As thousands of National Guard and active-duty troops mobilize to Washington, D.C., to support local civilian police to control violence and property damage in the wake of protests over the alleged murder of George Floyd by Minneapolis police, Defense Secretary Mark Esper sought to dispell the idea that service members will be asked to detain or fire upon their fellow citizens.
The Insurrection Act of 1807 allows the federal government to take command of National Guard troops and mobilize active-duty and reservists to put down civil disorder and rebellion, a law that President Donald Trump alluded to on Monday in a speech at the White House.
“The option to use active-duty forces in a law enforcement role should only be used as a matter of last resort, and only in the most urgent and dire of situations,” Esper told reporters Wednesday at the Pentagon. “We are not in one of those situations now. I do not support invoking the Insurrection Act.”
So far, the tens of thousands of National Guard troops mobilized around the country have been working at the behest of their governors, in a state-activated status. Part of that mission has included donning riot gear for protection, but has otherwise been limited to standing sentry to prevent property damage, as many did Wednesday night in Washington, D.C., in front of the Lincoln Memorial.
In addition to D.C. Guardsmen, as well as back-up National Guard troops from a handful of states, 1,600 active-duty soldiers have been mobilized to the area.
They include members of an 82nd Airborne Division infantry task force, as well as the 16th Military Police Brigade’s headquarters element, both based at Fort Bragg, North Carolina, and the 91st Military Police Battalion from Fort Drum, New York.
“Active duty elements are postured on military bases in the National Capitol Region but are not in Washington, D.C.," Pentagon spokesman Jonathan Hoffman said in a release Tuesday night. “They are on heightened alert status but remain under Title X authority and are not participating in defense support to civil authority operations.”
Despite that limited status, Guard troops have come under investigation for their conduct during the mission.
Esper said he has directed Army Secretary Ryan McCarthy to conduct an inquiry into an Army Guard UH-72 Lakota helicopter, a medevac transport bearing a Red Cross, that was filmed flying low above protesters in Washington Monday night, in a perceived move to intimidate demonstrators.
“I got a report back that they were asked by the law enforcement to look at a checkpoint, a National Guard checkpoint, to see if there were protesters around,” Esper said. “So there’s conflicting reports ― I don’t want to add to that.”
But from what he saw on a video of the incident, Esper added, he thought the helo was too close to protestors.

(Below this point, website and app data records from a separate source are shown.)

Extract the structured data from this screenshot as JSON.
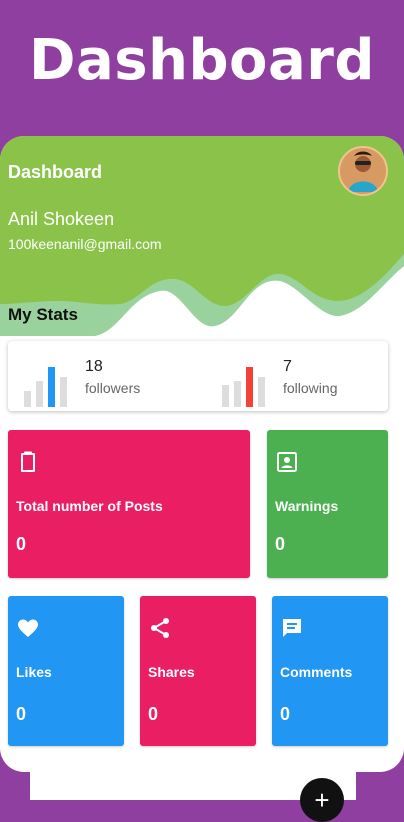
{
  "app": {
    "hero_title": "Dashboard"
  },
  "header": {
    "card_title": "Dashboard",
    "user_name": "Anil Shokeen",
    "user_email": "100keenanil@gmail.com"
  },
  "stats": {
    "section_title": "My Stats",
    "followers": {
      "count": "18",
      "label": "followers",
      "accent": "#2196f3"
    },
    "following": {
      "count": "7",
      "label": "following",
      "accent": "#f44336"
    }
  },
  "tiles": {
    "posts": {
      "label": "Total number of Posts",
      "value": "0",
      "icon": "clipboard-icon",
      "color": "#e91e63"
    },
    "warnings": {
      "label": "Warnings",
      "value": "0",
      "icon": "account-box-icon",
      "color": "#4caf50"
    },
    "likes": {
      "label": "Likes",
      "value": "0",
      "icon": "heart-icon",
      "color": "#2196f3"
    },
    "shares": {
      "label": "Shares",
      "value": "0",
      "icon": "share-icon",
      "color": "#e91e63"
    },
    "comments": {
      "label": "Comments",
      "value": "0",
      "icon": "comment-icon",
      "color": "#2196f3"
    }
  },
  "colors": {
    "background": "#8e3fa0",
    "header_green": "#8bc34a"
  }
}
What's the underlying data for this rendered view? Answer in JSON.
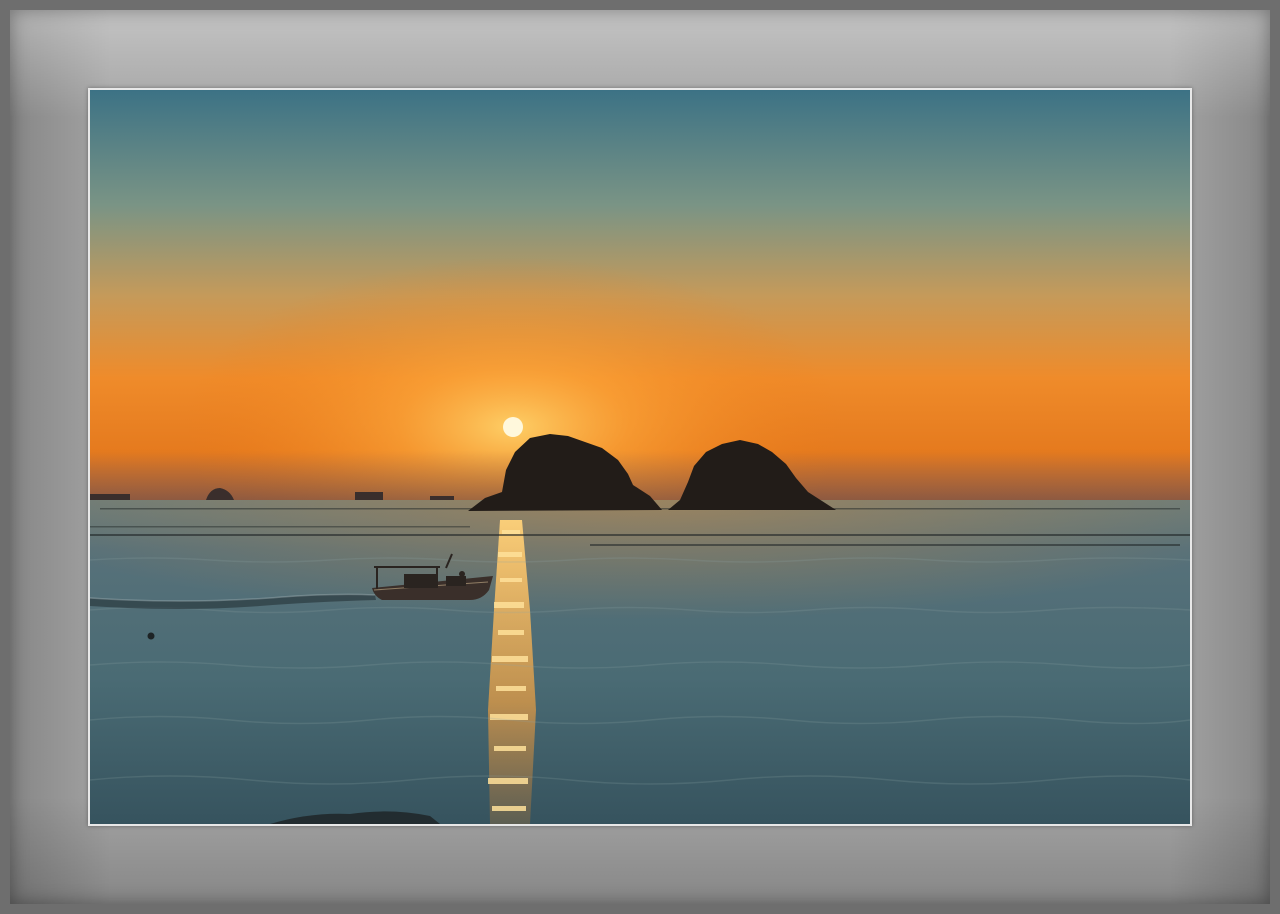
{
  "scene": {
    "subject": "sunset-over-sea",
    "colors": {
      "sky_top": "#3f7485",
      "sky_mid": "#8a9a6e",
      "sky_glow": "#f29a2e",
      "horizon_glow": "#f07a14",
      "sea": "#4a6a70",
      "sea_reflection": "#d99a4c",
      "sun": "#fff7d6",
      "silhouette": "#1e1a17",
      "frame_outer": "#6e6e6e",
      "mat": "#a4a4a4",
      "photo_border": "#e8e8e8"
    }
  }
}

“Look, I think when you’re landing that low in the city ... it looks unsafe to me, right?” he said. “But I need to find out why. I need to learn more about what’s going on. You would not be unsafe if they were medevac for picking up somebody who was seriously injured or something like that, right? It would be a different circumstance.”
Meghann Myers is the Pentagon bureau chief at Military Times. She covers operations, policy, personnel, leadership and other issues affecting service members.